Now that the Super Bowl is over, the scouting combine and the NFL draft begin to rise in the consciousness of NFL fans. And no player eligible for this year’s draft will spark more debate and more variable opinions than Florida QB Tim Tebow.
The knocks on Tebow revolve around his passing fundamentals – footwork, accuracy, and an especially slow release. The positives on Tebow revolve around his intangibles – his leadership, his desire to win, his character, and even his ability to inspire fans to buy tickets.
As we think about intangibles, two comparable quarterbacks come to mind.
The first is Donovan McNabb. Think back to 1999, a year in which five quarterbacks were drafted in the top 12 picks in the draft. I covered that draft from New York City, and it was remarkable that the green room that year featured five quarterbacks and RB Ricky Williams.
But of those five quarterbacks, only two are still in the league – McNabb and Daunte Culpepper. The other three – Tim Couch, Akili Smith, and Cade McNown – flamed out of the league incredibly quickly. And Culpepper, after a few Pro Bowl seasons in Minnesota, has settled in as a backup type at this point in his career. Of that quintet, only McNabb has become a long-time starter.
And there’s little doubt that McNabb had the greatest intangibles of any quarterback in that class. His Syracuse career was punctuated by a last-minute drive on which he vomited on the field but continued to stay in the game and move his team down field for a win. That kind of leadership and desire to win delineated McNabb’s intangibles from the rest. In McNabb’s case, intangibles plus athletic ability plus skills have made for a wonderful NFL career. He was a great pick for the Eagles with the third overall selection.
But intangibles don’t always lead to stardom. The second comparable to Tebow is Byron Leftwich, who was the seventh overall pick by the Jaguars back in 2003. Leftwich’s slow release was an issue, and he was not at all nimble in the pocket, but his intangibles were beyond reproach. His teammates loved him, and Leftwich would give all to win, as shown when he played with a broken shin and had his offensive linemen carry him downfield between plays against Akron. When I saw that, I figured Leftwich was a shoo-in success as an NFL quarterback.

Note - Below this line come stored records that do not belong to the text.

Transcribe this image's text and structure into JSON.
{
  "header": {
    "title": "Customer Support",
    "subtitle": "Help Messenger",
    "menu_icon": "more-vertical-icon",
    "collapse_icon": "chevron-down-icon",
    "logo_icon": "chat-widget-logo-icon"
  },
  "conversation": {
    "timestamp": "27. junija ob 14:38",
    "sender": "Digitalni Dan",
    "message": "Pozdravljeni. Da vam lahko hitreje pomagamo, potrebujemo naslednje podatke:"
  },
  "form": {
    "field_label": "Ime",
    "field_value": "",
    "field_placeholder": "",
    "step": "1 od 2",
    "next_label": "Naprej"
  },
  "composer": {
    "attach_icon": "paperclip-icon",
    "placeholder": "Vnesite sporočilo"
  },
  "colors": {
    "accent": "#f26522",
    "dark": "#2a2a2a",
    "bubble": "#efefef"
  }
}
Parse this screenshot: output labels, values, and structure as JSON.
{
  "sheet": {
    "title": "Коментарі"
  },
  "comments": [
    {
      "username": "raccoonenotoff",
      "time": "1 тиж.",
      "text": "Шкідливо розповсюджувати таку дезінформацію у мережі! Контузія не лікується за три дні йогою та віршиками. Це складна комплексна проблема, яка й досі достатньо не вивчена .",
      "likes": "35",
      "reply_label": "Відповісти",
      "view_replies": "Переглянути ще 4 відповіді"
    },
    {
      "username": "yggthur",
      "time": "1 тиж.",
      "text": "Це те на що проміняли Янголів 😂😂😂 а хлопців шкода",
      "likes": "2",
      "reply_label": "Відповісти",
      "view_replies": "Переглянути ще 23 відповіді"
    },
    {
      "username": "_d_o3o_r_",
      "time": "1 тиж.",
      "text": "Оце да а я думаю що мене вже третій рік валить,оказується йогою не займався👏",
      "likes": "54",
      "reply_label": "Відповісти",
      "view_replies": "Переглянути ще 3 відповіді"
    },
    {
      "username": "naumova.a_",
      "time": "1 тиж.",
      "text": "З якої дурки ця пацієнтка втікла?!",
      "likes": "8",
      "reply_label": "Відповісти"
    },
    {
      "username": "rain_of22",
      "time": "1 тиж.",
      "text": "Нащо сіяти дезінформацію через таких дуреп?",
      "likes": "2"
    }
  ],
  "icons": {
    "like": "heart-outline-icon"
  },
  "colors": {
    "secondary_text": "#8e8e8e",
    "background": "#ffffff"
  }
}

Only he wasn’t. Leftwich started for about three and a half years in Jacksonville, but when he got injured in 2006, David Garrard took over and Leftwich lost his starting spot. He was cut the next offseason and has bounced around, mainly as a backup, ever since. And now his delivery is so painfully slow that he gets beaten up in the pocket and gives defenses way too many chances to recover. For Leftwich, intangibles can’t overcome mechanical deficiencies, and that makes him a disappointment as a former top-10 draft pick.
So is Tebow a McNabb, a Leftwich, or something even less than Leftwich? The signs I’ve seen aren’t good for the Gator nation’s favorite son. The coaching he has received has been frankly inadequate in preparing him to be an NFL quarterback, and as a result it’s unlikely Tebow will be an NFL starter who’s even as good as Leftwich has been. And if that’s his ceiling, a team can’t take Tebow in the first round.
Tebow isn’t elite enough as an athlete to be a guy who you draft and figure out how to play later, and he’s not enough of a quarterback prospect to be the lynchpin of your draft. If a team wanted to take a flier on him in the fourth round or so to see if they could improve his mechanics, speed up his release, and better his footwork over a three-year developmental period, that would be a risk I’d be comfortable with. But drafting him any higher smacks of an owner’s ticket-selling mandate or a scout’s pipe dream.
Admire the intangibles all you want; they’re not going to overwhelm the holes in Tebow’s profile as an NFL prospect.